RECORDS FOR PROCESSING: Begin
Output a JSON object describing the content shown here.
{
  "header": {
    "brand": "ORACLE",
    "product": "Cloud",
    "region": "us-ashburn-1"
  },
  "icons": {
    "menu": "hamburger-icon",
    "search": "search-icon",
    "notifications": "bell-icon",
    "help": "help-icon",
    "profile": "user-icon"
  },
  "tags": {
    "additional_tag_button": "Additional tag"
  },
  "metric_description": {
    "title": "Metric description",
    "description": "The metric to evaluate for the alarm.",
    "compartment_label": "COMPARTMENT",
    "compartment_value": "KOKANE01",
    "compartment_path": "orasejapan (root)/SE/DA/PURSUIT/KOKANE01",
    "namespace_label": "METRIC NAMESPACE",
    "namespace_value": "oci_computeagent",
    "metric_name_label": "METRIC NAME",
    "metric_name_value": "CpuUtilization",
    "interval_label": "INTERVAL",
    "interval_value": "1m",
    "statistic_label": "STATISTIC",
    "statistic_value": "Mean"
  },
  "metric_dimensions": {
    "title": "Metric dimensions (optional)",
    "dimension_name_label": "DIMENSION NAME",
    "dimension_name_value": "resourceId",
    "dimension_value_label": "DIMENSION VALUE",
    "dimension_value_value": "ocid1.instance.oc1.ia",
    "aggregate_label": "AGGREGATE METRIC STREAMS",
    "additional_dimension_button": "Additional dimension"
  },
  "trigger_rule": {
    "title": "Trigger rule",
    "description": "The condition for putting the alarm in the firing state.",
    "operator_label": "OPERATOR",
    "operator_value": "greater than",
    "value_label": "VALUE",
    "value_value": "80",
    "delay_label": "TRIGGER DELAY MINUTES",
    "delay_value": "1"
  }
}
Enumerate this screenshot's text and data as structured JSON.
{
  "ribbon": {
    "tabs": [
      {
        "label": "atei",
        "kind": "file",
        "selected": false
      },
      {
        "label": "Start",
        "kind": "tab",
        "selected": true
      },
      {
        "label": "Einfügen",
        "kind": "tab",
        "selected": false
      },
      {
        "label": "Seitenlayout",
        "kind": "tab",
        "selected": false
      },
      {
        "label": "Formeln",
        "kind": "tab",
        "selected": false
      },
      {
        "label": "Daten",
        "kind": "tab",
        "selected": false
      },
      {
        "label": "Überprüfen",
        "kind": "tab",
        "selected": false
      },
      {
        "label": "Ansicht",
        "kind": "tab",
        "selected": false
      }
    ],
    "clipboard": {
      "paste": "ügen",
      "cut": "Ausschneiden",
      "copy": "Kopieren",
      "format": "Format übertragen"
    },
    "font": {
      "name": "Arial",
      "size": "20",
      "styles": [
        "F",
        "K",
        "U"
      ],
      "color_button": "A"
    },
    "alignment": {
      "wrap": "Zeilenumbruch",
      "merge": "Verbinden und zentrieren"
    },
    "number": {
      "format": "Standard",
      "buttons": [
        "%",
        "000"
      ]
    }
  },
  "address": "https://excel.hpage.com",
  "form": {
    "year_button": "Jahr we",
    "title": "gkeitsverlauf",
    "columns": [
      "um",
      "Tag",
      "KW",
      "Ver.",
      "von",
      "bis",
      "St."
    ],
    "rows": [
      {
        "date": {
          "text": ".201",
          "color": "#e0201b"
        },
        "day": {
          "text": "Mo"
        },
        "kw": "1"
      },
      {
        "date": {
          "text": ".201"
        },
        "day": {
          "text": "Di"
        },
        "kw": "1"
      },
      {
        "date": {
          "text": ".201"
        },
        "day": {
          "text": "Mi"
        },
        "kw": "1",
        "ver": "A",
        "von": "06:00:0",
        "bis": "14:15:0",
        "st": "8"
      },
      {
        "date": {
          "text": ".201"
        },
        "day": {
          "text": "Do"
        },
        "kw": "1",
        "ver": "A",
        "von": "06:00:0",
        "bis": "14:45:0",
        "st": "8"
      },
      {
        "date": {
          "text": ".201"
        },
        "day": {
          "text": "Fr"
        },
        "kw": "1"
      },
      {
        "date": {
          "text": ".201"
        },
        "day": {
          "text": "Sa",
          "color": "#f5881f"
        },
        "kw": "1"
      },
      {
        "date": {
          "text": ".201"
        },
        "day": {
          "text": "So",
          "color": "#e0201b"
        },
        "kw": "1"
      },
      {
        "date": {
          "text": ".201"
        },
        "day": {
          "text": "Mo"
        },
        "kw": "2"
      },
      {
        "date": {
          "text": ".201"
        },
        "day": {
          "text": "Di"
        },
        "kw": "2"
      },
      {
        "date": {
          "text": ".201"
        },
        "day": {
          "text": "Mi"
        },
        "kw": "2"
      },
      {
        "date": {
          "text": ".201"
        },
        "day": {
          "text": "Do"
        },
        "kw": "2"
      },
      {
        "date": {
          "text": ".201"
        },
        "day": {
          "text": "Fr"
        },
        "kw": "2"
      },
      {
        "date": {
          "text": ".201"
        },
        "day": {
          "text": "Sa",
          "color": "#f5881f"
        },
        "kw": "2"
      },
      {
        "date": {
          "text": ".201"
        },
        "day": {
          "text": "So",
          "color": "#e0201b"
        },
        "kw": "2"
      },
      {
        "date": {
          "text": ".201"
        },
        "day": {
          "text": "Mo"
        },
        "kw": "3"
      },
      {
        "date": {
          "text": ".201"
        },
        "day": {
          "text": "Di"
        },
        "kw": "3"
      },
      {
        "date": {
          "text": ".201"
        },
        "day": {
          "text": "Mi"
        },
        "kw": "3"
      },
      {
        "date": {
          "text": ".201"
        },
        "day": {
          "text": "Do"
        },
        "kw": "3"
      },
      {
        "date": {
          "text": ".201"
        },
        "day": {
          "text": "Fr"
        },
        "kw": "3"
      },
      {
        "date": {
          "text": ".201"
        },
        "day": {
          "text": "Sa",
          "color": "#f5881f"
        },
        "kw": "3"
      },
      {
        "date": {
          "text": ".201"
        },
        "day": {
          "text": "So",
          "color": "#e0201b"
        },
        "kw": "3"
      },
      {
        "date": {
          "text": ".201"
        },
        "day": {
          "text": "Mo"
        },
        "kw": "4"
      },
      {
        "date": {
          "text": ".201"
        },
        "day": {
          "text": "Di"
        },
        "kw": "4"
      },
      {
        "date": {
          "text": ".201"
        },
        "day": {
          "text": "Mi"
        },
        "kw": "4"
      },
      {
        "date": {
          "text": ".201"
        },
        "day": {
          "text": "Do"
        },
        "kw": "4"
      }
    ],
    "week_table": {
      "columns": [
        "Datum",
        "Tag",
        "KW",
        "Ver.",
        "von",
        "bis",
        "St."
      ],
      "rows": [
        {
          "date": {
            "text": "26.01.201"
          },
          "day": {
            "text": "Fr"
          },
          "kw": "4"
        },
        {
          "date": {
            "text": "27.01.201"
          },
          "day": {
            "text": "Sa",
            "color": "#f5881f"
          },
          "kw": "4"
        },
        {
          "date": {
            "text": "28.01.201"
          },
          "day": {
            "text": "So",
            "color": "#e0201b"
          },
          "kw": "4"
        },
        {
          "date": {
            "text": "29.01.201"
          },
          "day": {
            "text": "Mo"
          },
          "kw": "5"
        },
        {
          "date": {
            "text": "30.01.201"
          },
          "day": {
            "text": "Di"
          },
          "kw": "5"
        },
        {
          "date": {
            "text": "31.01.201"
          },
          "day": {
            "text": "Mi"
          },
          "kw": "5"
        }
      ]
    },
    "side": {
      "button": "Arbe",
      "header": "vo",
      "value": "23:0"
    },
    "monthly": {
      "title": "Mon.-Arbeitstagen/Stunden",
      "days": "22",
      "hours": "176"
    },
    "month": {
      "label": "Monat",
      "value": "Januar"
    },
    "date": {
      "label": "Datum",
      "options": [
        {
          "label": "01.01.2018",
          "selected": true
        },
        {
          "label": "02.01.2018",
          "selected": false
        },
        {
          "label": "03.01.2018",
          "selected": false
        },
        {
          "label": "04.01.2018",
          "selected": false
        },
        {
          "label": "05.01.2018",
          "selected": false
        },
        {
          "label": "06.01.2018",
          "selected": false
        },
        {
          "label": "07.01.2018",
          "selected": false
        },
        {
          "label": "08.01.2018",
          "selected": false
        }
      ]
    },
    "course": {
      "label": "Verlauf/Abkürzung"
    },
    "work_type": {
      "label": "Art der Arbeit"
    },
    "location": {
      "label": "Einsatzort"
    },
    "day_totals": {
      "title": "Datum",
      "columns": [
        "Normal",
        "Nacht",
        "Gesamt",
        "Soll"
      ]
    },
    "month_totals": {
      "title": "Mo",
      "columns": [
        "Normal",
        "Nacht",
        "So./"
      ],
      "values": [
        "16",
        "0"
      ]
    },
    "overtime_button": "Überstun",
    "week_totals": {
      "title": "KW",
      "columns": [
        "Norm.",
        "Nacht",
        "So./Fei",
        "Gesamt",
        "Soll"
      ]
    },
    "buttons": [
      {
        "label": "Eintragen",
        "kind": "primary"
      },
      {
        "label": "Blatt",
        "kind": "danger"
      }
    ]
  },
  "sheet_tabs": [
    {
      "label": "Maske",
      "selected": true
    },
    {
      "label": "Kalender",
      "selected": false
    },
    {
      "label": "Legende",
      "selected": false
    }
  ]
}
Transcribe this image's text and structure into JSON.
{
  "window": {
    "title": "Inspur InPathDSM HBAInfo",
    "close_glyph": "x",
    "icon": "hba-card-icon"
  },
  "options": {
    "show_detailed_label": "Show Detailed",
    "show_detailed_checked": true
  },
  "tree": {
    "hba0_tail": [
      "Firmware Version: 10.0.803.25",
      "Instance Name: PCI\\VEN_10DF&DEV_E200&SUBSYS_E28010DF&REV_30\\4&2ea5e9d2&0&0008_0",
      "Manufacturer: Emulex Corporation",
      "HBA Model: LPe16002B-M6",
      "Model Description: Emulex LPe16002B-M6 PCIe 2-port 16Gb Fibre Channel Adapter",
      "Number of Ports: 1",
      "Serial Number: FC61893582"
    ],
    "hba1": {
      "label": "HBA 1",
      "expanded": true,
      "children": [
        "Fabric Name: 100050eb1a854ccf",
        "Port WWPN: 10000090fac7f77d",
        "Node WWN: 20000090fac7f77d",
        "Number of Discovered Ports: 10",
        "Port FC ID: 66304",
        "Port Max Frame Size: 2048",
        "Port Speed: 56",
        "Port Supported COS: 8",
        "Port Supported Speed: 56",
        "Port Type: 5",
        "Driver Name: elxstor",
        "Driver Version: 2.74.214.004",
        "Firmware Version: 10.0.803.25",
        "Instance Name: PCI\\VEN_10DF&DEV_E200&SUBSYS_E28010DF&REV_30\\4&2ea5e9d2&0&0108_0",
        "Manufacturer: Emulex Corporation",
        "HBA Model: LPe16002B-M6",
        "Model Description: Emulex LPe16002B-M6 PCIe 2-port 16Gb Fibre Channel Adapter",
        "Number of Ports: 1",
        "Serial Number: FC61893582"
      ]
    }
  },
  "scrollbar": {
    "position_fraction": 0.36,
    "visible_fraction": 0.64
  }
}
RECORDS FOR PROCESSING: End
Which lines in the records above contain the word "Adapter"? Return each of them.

      "Model Description: Emulex LPe16002B-M6 PCIe 2-port 16Gb Fibre Channel Adapter",
        "Model Description: Emulex LPe16002B-M6 PCIe 2-port 16Gb Fibre Channel Adapter",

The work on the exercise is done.